Our recent sojourn in town proved eye opening in certain ways. As usual, we found many small confirmations of our off-grid lifestyle.
We started on Independence Day with house sitting for friends in town (see Townside) followed directly, even overlapped, by a visit from my sisters. Through their 9-day visit, I went to town almost every day to help them empty their storage units.
During that time, the family’s work experienced delays and challenges from organized infrastructure that we do not experience at home.

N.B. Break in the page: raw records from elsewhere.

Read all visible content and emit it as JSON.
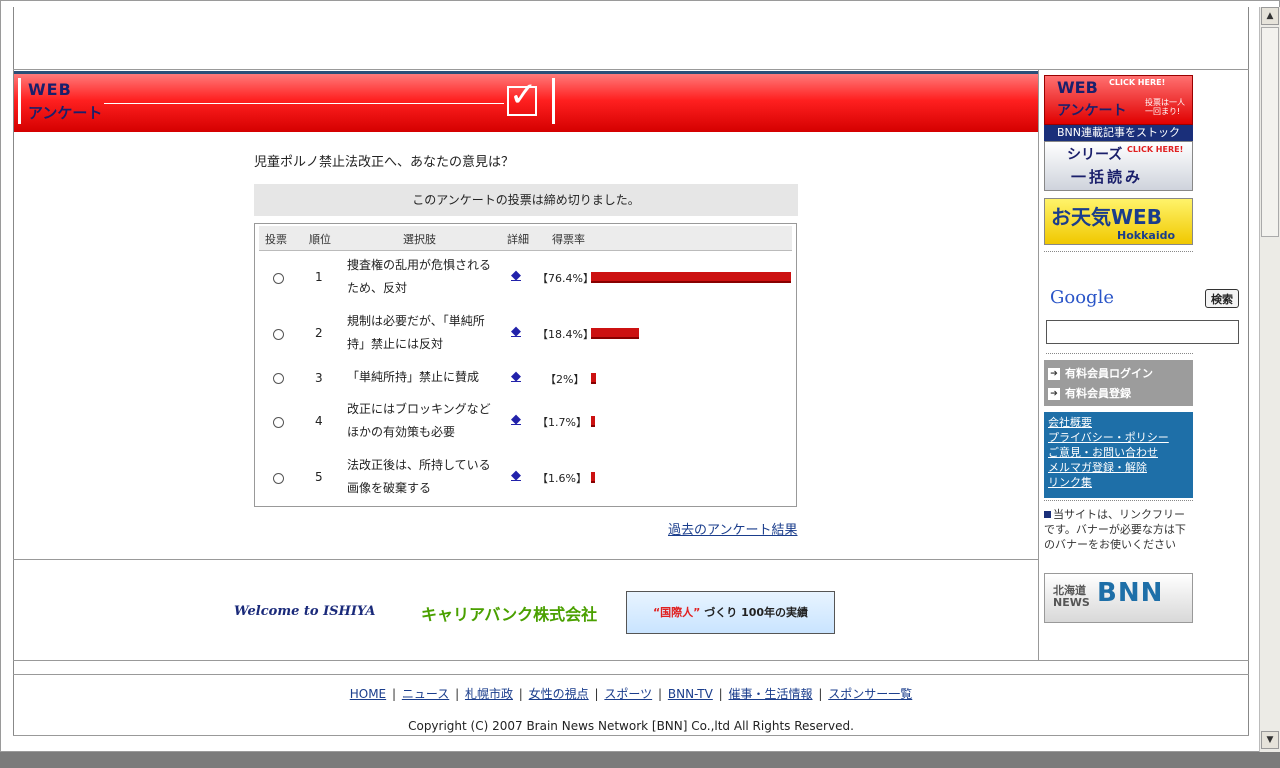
{
  "banner": {
    "logo_web": "WEB",
    "logo_label": "アンケート"
  },
  "poll": {
    "question": "児童ポルノ禁止法改正へ、あなたの意見は？",
    "closed_message": "このアンケートの投票は締め切りました。",
    "headers": {
      "vote": "投票",
      "rank": "順位",
      "option": "選択肢",
      "detail": "詳細",
      "rate": "得票率"
    },
    "rows": [
      {
        "rank": "1",
        "option": "捜査権の乱用が危惧されるため、反対",
        "detail_icon": "◆",
        "percent": "【76.4%】",
        "value": 76.4
      },
      {
        "rank": "2",
        "option": "規制は必要だが、「単純所持」禁止には反対",
        "detail_icon": "◆",
        "percent": "【18.4%】",
        "value": 18.4
      },
      {
        "rank": "3",
        "option": "「単純所持」禁止に賛成",
        "detail_icon": "◆",
        "percent": "【2%】",
        "value": 2
      },
      {
        "rank": "4",
        "option": "改正にはブロッキングなどほかの有効策も必要",
        "detail_icon": "◆",
        "percent": "【1.7%】",
        "value": 1.7
      },
      {
        "rank": "5",
        "option": "法改正後は、所持している画像を破棄する",
        "detail_icon": "◆",
        "percent": "【1.6%】",
        "value": 1.6
      }
    ],
    "past_results_link": "過去のアンケート結果"
  },
  "ads": {
    "ishiya": "Welcome to ISHIYA",
    "career": "キャリアバンク株式会社",
    "kokusai_red": "“国際人”",
    "kokusai_rest": "づくり 100年の実績"
  },
  "footer": {
    "nav": [
      "HOME",
      "ニュース",
      "札幌市政",
      "女性の視点",
      "スポーツ",
      "BNN-TV",
      "催事・生活情報",
      "スポンサー一覧"
    ],
    "separator": "|",
    "copyright": "Copyright (C) 2007 Brain News Network [BNN] Co.,ltd All Rights Reserved."
  },
  "sidebar": {
    "web_banner": {
      "title": "WEB",
      "subtitle": "アンケート",
      "click": "CLICK HERE!",
      "once": "投票は一人一回まり!"
    },
    "bnn_stock": "BNN連載記事をストック",
    "series_banner": {
      "title": "シリーズ",
      "click": "CLICK HERE!",
      "subtitle": "一括読み"
    },
    "tenki_banner": {
      "title": "お天気WEB",
      "sub": "Hokkaido"
    },
    "google": {
      "logo": "Google",
      "search_button": "検索",
      "input_value": ""
    },
    "member_links": [
      "有料会員ログイン",
      "有料会員登録"
    ],
    "info_links": [
      "会社概要",
      "プライバシー・ポリシー",
      "ご意見・お問い合わせ",
      "メルマガ登録・解除",
      "リンク集"
    ],
    "link_free_text": "当サイトは、リンクフリーです。バナーが必要な方は下のバナーをお使いください",
    "bnn_banner": {
      "line1": "北海道",
      "line2": "NEWS",
      "logo": "BNN"
    }
  },
  "colors": {
    "banner_red": "#ff2020",
    "bar_red": "#cc1111",
    "link_blue": "#1a3d8c",
    "info_blue": "#1e6fa8"
  }
}
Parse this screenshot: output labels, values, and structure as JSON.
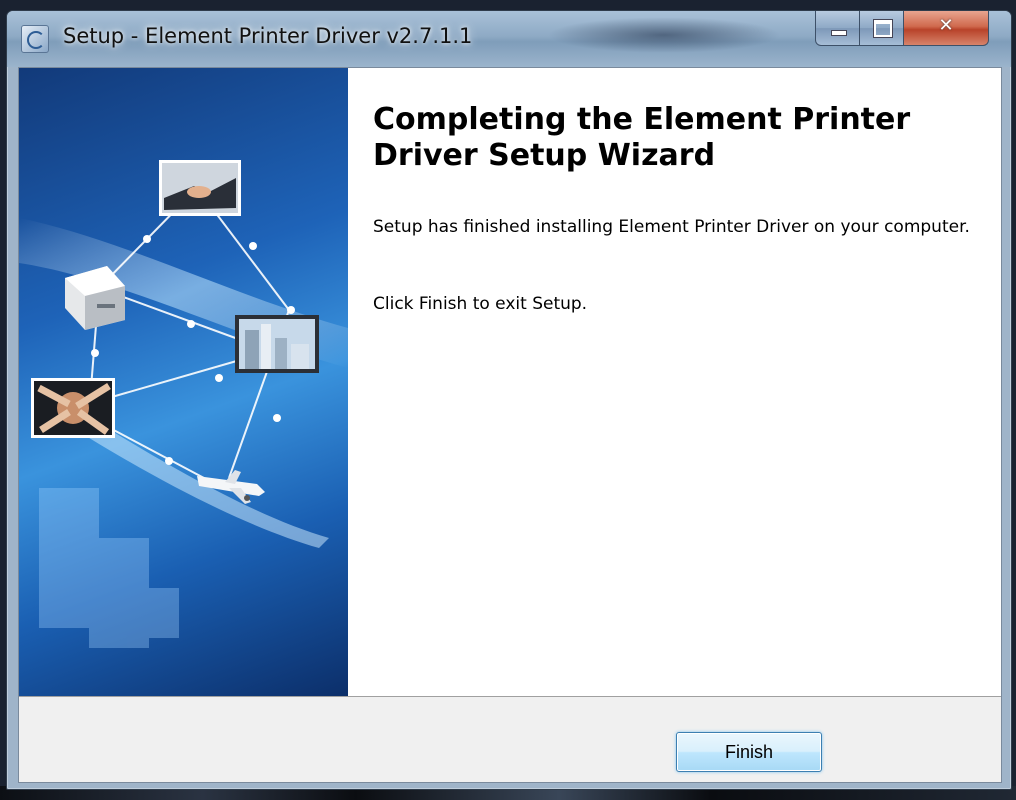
{
  "window": {
    "title": "Setup - Element Printer Driver v2.7.1.1",
    "controls": {
      "minimize": "minimize",
      "maximize": "maximize",
      "close": "close"
    }
  },
  "main": {
    "heading": "Completing the Element Printer Driver Setup Wizard",
    "paragraph_finished": "Setup has finished installing Element Printer Driver on your computer.",
    "paragraph_exit": "Click Finish to exit Setup."
  },
  "footer": {
    "finish_label": "Finish"
  },
  "colors": {
    "sidebar_blue": "#1e63b8",
    "button_border": "#3c7fb1",
    "close_red": "#c8513a"
  },
  "icons": [
    "setup-app-icon",
    "minimize-icon",
    "maximize-icon",
    "close-icon"
  ]
}
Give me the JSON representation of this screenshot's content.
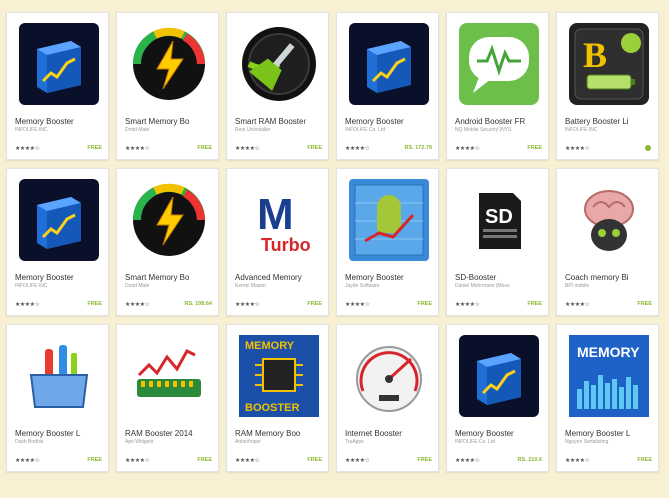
{
  "apps": [
    {
      "title": "Memory Booster",
      "developer": "INFOLIFE INC",
      "stars": "★★★★☆",
      "price": "FREE",
      "icon": "memory-booster-cube-icon",
      "has_price_dot": false
    },
    {
      "title": "Smart Memory Bo",
      "developer": "Droid Mate",
      "stars": "★★★★☆",
      "price": "FREE",
      "icon": "lightning-gauge-icon",
      "has_price_dot": false
    },
    {
      "title": "Smart RAM Booster",
      "developer": "Root Uninstaller",
      "stars": "★★★★☆",
      "price": "FREE",
      "icon": "broom-circle-icon",
      "has_price_dot": false
    },
    {
      "title": "Memory Booster",
      "developer": "INFOLIFE Co. Ltd",
      "stars": "★★★★☆",
      "price": "RS. 172.79",
      "icon": "memory-booster-cube-icon",
      "has_price_dot": false
    },
    {
      "title": "Android Booster FR",
      "developer": "NQ Mobile Security (NYS",
      "stars": "★★★★☆",
      "price": "FREE",
      "icon": "android-booster-chat-icon",
      "has_price_dot": false
    },
    {
      "title": "Battery Booster Li",
      "developer": "INFOLIFE INC",
      "stars": "★★★★☆",
      "price": "",
      "icon": "battery-booster-icon",
      "has_price_dot": true
    },
    {
      "title": "Memory Booster",
      "developer": "INFOLIFE INC",
      "stars": "★★★★☆",
      "price": "FREE",
      "icon": "memory-booster-cube-icon",
      "has_price_dot": false
    },
    {
      "title": "Smart Memory Bo",
      "developer": "Droid Mate",
      "stars": "★★★★☆",
      "price": "RS. 108.64",
      "icon": "lightning-gauge-icon",
      "has_price_dot": false
    },
    {
      "title": "Advanced Memory",
      "developer": "Kernel Master",
      "stars": "★★★★☆",
      "price": "FREE",
      "icon": "m-turbo-icon",
      "has_price_dot": false
    },
    {
      "title": "Memory Booster",
      "developer": "Jayde Software",
      "stars": "★★★★☆",
      "price": "FREE",
      "icon": "android-chart-icon",
      "has_price_dot": false
    },
    {
      "title": "SD-Booster",
      "developer": "Daniel Mohrmann (Mous",
      "stars": "★★★★☆",
      "price": "FREE",
      "icon": "sd-card-icon",
      "has_price_dot": false
    },
    {
      "title": "Coach memory Bi",
      "developer": "BPI mobile",
      "stars": "★★★★☆",
      "price": "FREE",
      "icon": "brain-cat-icon",
      "has_price_dot": false
    },
    {
      "title": "Memory Booster L",
      "developer": "Dash Bodhis",
      "stars": "★★★★☆",
      "price": "FREE",
      "icon": "toolbox-icon",
      "has_price_dot": false
    },
    {
      "title": "RAM Booster 2014",
      "developer": "Apo Widgets",
      "stars": "★★★★☆",
      "price": "FREE",
      "icon": "ram-chart-icon",
      "has_price_dot": false
    },
    {
      "title": "RAM Memory Boo",
      "developer": "Antonhoper",
      "stars": "★★★★☆",
      "price": "FREE",
      "icon": "memory-booster-chip-icon",
      "has_price_dot": false
    },
    {
      "title": "Internet Booster",
      "developer": "TruApps",
      "stars": "★★★★☆",
      "price": "FREE",
      "icon": "speedometer-icon",
      "has_price_dot": false
    },
    {
      "title": "Memory Booster",
      "developer": "INFOLIFE Co. Ltd",
      "stars": "★★★★☆",
      "price": "RS. 210.6",
      "icon": "memory-booster-cube-icon",
      "has_price_dot": false
    },
    {
      "title": "Memory Booster L",
      "developer": "Nguyen Senatisting",
      "stars": "★★★★☆",
      "price": "FREE",
      "icon": "memory-bars-icon",
      "has_price_dot": false
    }
  ],
  "icon_text": {
    "m_turbo_letter": "M",
    "m_turbo_word": "Turbo",
    "sd_label": "SD",
    "battery_letter": "B",
    "chip_top": "MEMORY",
    "chip_bottom": "BOOSTER",
    "bars_title": "MEMORY"
  },
  "colors": {
    "page_bg": "#f7f0d2",
    "price_green": "#8ab833"
  }
}
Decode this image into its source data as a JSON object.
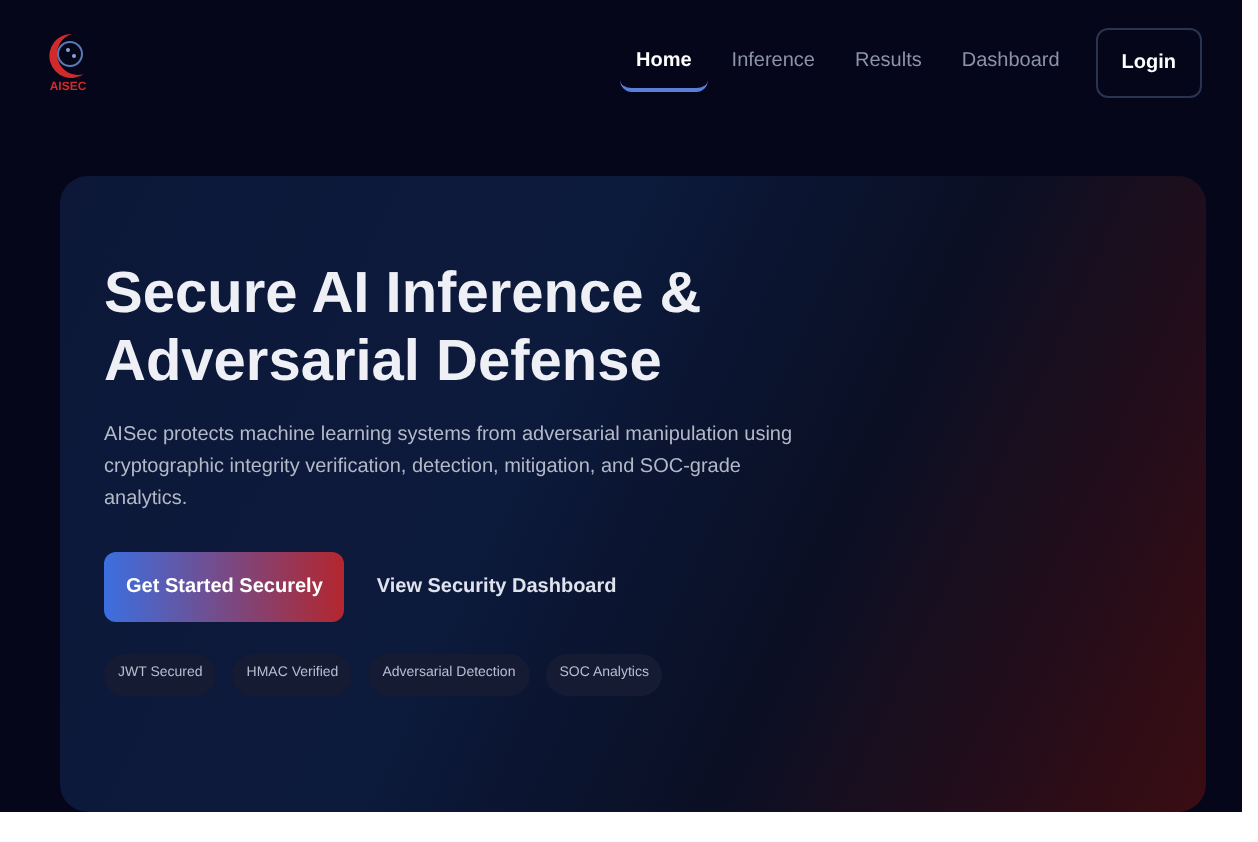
{
  "logo": {
    "text": "AISEC"
  },
  "nav": [
    {
      "label": "Home",
      "selected": true
    },
    {
      "label": "Inference",
      "selected": false
    },
    {
      "label": "Results",
      "selected": false
    },
    {
      "label": "Dashboard",
      "selected": false
    }
  ],
  "login_button": "Login",
  "hero": {
    "title_lines": [
      "Secure AI Inference &",
      "Adversarial Defense"
    ],
    "description": "AISec protects machine learning systems from adversarial manipulation using cryptographic integrity verification, detection, mitigation, and SOC-grade analytics.",
    "primary_button": "Get Started Securely",
    "secondary_link": "View Security Dashboard",
    "tags": [
      "JWT Secured",
      "HMAC Verified",
      "Adversarial Detection",
      "SOC Analytics"
    ]
  }
}
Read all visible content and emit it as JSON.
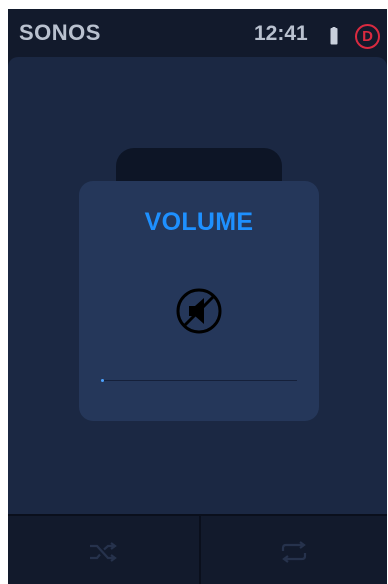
{
  "status_bar": {
    "brand": "SONOS",
    "time": "12:41",
    "profile_initial": "D"
  },
  "icons": {
    "battery": "battery-icon",
    "profile": "profile-badge-icon",
    "album": "music-note-icon",
    "mute": "speaker-muted-icon",
    "shuffle": "shuffle-icon",
    "repeat": "repeat-icon"
  },
  "volume_dialog": {
    "title": "VOLUME",
    "level": 0
  },
  "colors": {
    "background": "#121a2c",
    "panel": "#1b2843",
    "dialog": "#25375a",
    "accent": "#1e90ff",
    "profile_red": "#d92a40",
    "status_text": "#b9c1cf"
  }
}
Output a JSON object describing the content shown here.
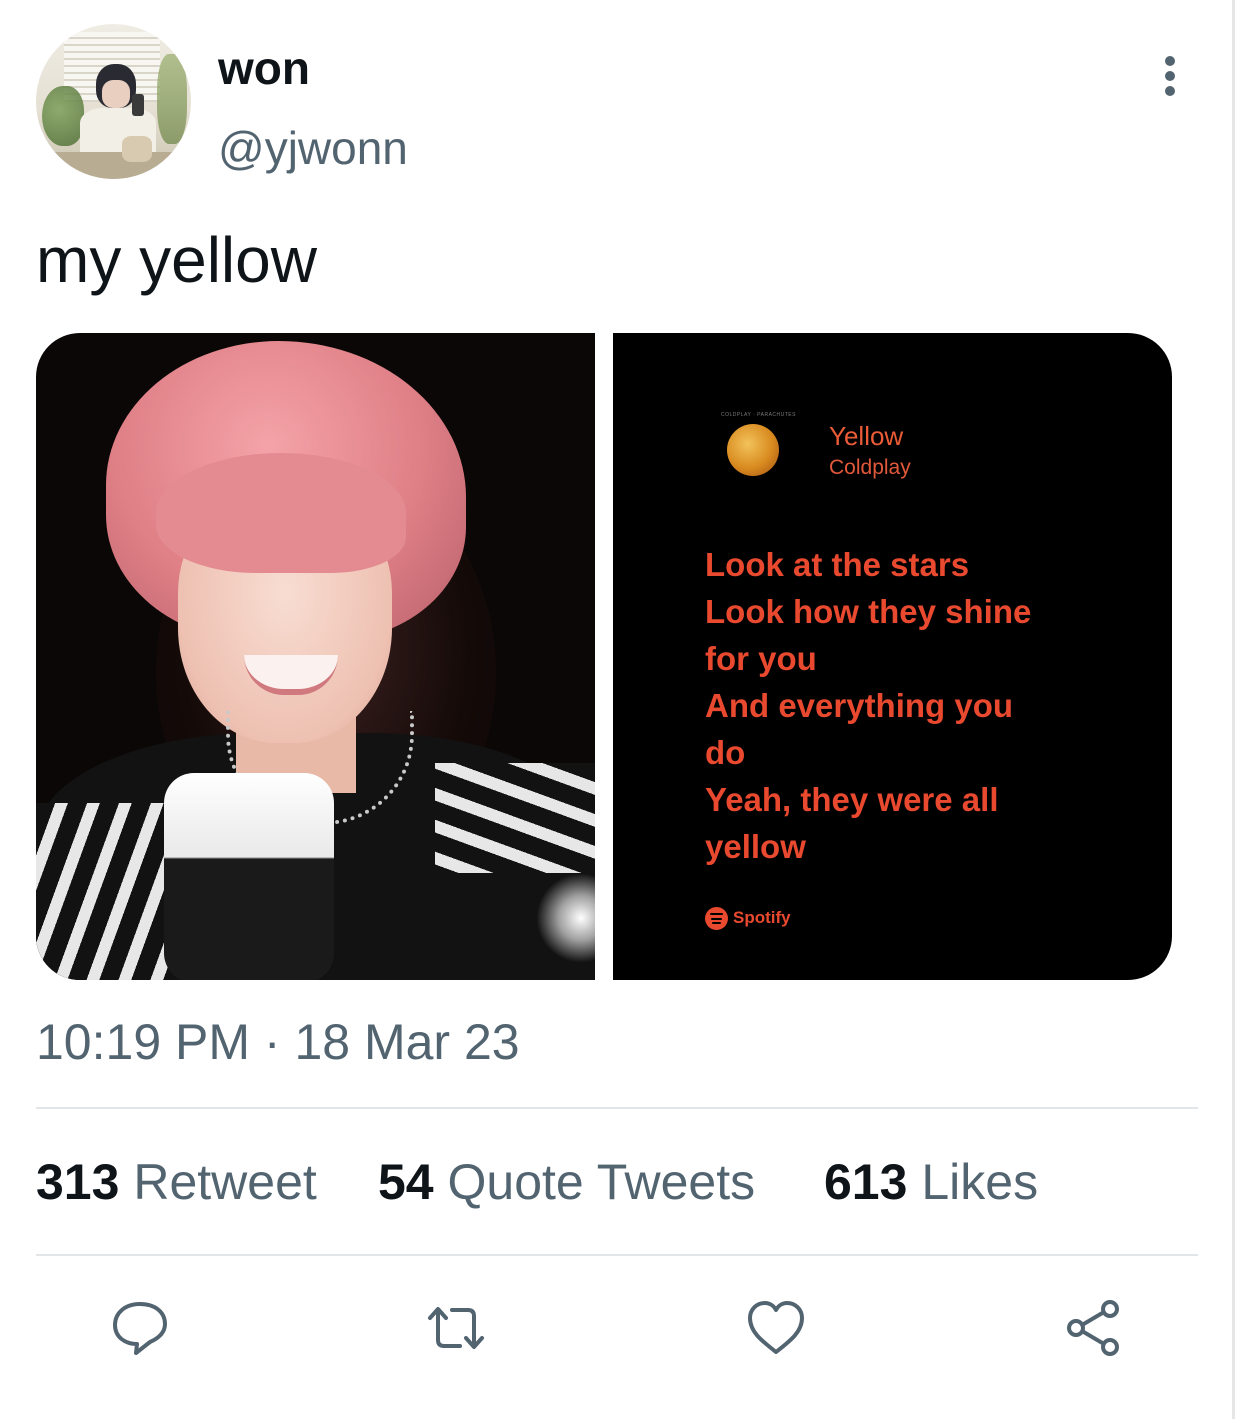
{
  "user": {
    "display_name": "won",
    "handle": "@yjwonn"
  },
  "tweet": {
    "text": "my yellow",
    "timestamp": "10:19 PM · 18 Mar 23"
  },
  "lyrics_card": {
    "album_caption": "COLDPLAY · PARACHUTES",
    "song_title": "Yellow",
    "artist": "Coldplay",
    "lyrics": [
      "Look at the stars",
      "Look how they shine",
      "for you",
      "And everything you",
      "do",
      "Yeah, they were all",
      "yellow"
    ],
    "brand": "Spotify",
    "text_color": "#e9492e",
    "background": "#000000"
  },
  "stats": {
    "retweets_count": "313",
    "retweets_label": "Retweet",
    "quotes_count": "54",
    "quotes_label": "Quote Tweets",
    "likes_count": "613",
    "likes_label": "Likes"
  },
  "actions": [
    "reply-icon",
    "retweet-icon",
    "like-icon",
    "share-icon"
  ],
  "colors": {
    "secondary_text": "#536471",
    "primary_text": "#0f1419",
    "divider": "#e3e6e8"
  }
}
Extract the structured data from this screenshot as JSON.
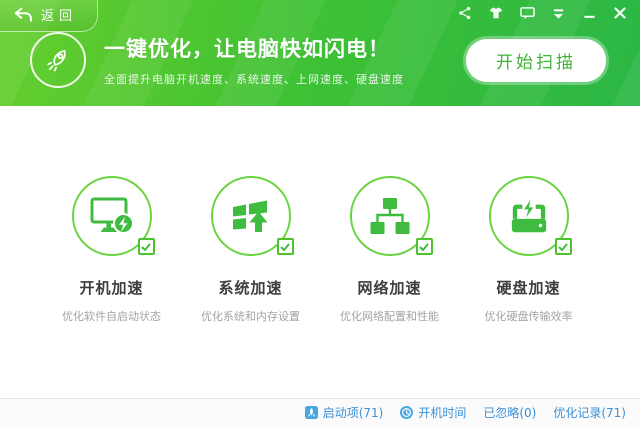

I heard rumors of power failures in parts of Haines and Juneau for reasons I never learned, but they didn’t reach the house we kept. The storage units didn’t have any power, so outages wouldn’t have affected us there. An outage somewhere down south, however, considerably extended the time it took to sign out the rental van.
Last weekend, something went wrong with Haines’s municipal water. I won’t go into details, other than to note the emergency order, which restricted water consumption to essential use, followed by boil orders for sections of the community as the supply reservoirs began to bottom out. We heard reports of sludge and grit in the lines. Luckily for us, we’d hauled jugs full of spring water to use at the storage unit. We left one in town with Michelle and Aly at the vacation rental they used on the last night. We don’t like to drink city tap water at the best of times, being so used to our own water here at the homestead.
Not that we’re completely immune to difficulty. Search “wind generator” on this blog, and you’ll read plenty of sad stories about equipment breakdown. That’s why I’ve been so thankful for the new, improved solar array we installed last year (see Power Shift: The Plan in Place). Even as I felt smug that our water system freed us from the town crisis, I realized that our summer reservoir’s capacity had strained under the increased usage during the visit, and badly needs replenishing.
The difference here is that we have the responsibility (and freedom) to take care of such problems ourselves rather than waiting passively—even helplessly—for someone else to fix it. We can’t make it rain, of course, but we can switch to the winter water tank early and continue as we had before. Southeast Asia’s monsoon season around August usually sends us plenty of rain to fill up again, so we’re not worried yet.
Ironically, some advantages we expected from being in town fell short. I’ll rant about—or rather, discuss one of those next time.